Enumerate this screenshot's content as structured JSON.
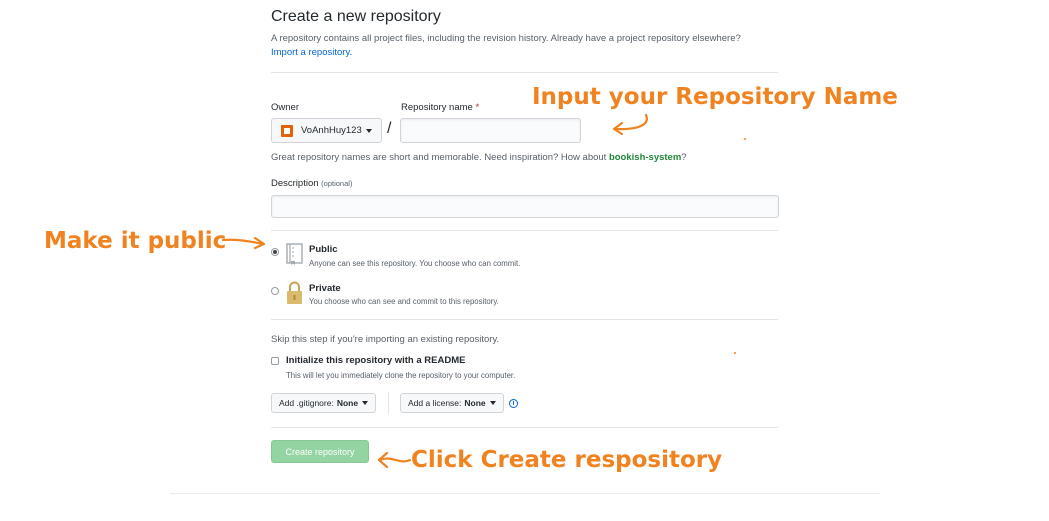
{
  "header": {
    "title": "Create a new repository",
    "subtitle": "A repository contains all project files, including the revision history. Already have a project repository elsewhere?",
    "import_link": "Import a repository."
  },
  "owner": {
    "label": "Owner",
    "value": "VoAnhHuy123",
    "icon": "avatar-icon"
  },
  "repo_name": {
    "label": "Repository name",
    "required_mark": "*",
    "value": ""
  },
  "name_help": {
    "text": "Great repository names are short and memorable. Need inspiration? How about ",
    "suggestion": "bookish-system",
    "suffix": "?"
  },
  "description": {
    "label": "Description",
    "optional": "(optional)",
    "value": ""
  },
  "visibility": {
    "public": {
      "title": "Public",
      "note": "Anyone can see this repository. You choose who can commit.",
      "selected": true
    },
    "private": {
      "title": "Private",
      "note": "You choose who can see and commit to this repository.",
      "selected": false
    }
  },
  "init": {
    "skip_text": "Skip this step if you're importing an existing repository.",
    "readme_label": "Initialize this repository with a README",
    "readme_note": "This will let you immediately clone the repository to your computer."
  },
  "gitignore": {
    "label": "Add .gitignore:",
    "value": "None"
  },
  "license": {
    "label": "Add a license:",
    "value": "None"
  },
  "create_button": "Create repository",
  "annotations": {
    "repo_name": "Input your Repository Name",
    "public": "Make it public",
    "create": "Click Create respository"
  },
  "colors": {
    "annotation": "#f0831f",
    "link": "#0366d6",
    "create_button": "#94d3a2"
  }
}
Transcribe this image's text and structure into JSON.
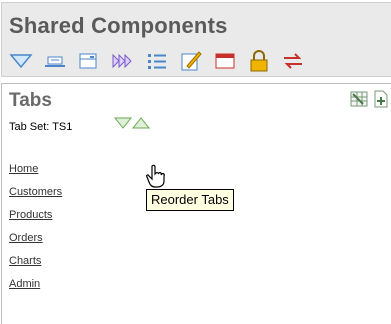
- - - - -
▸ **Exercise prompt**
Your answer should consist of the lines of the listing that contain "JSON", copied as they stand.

▸ **Result for this task**
Enumerate this screenshot's content as structured JSON.
Transcribe this image's text and structure into JSON.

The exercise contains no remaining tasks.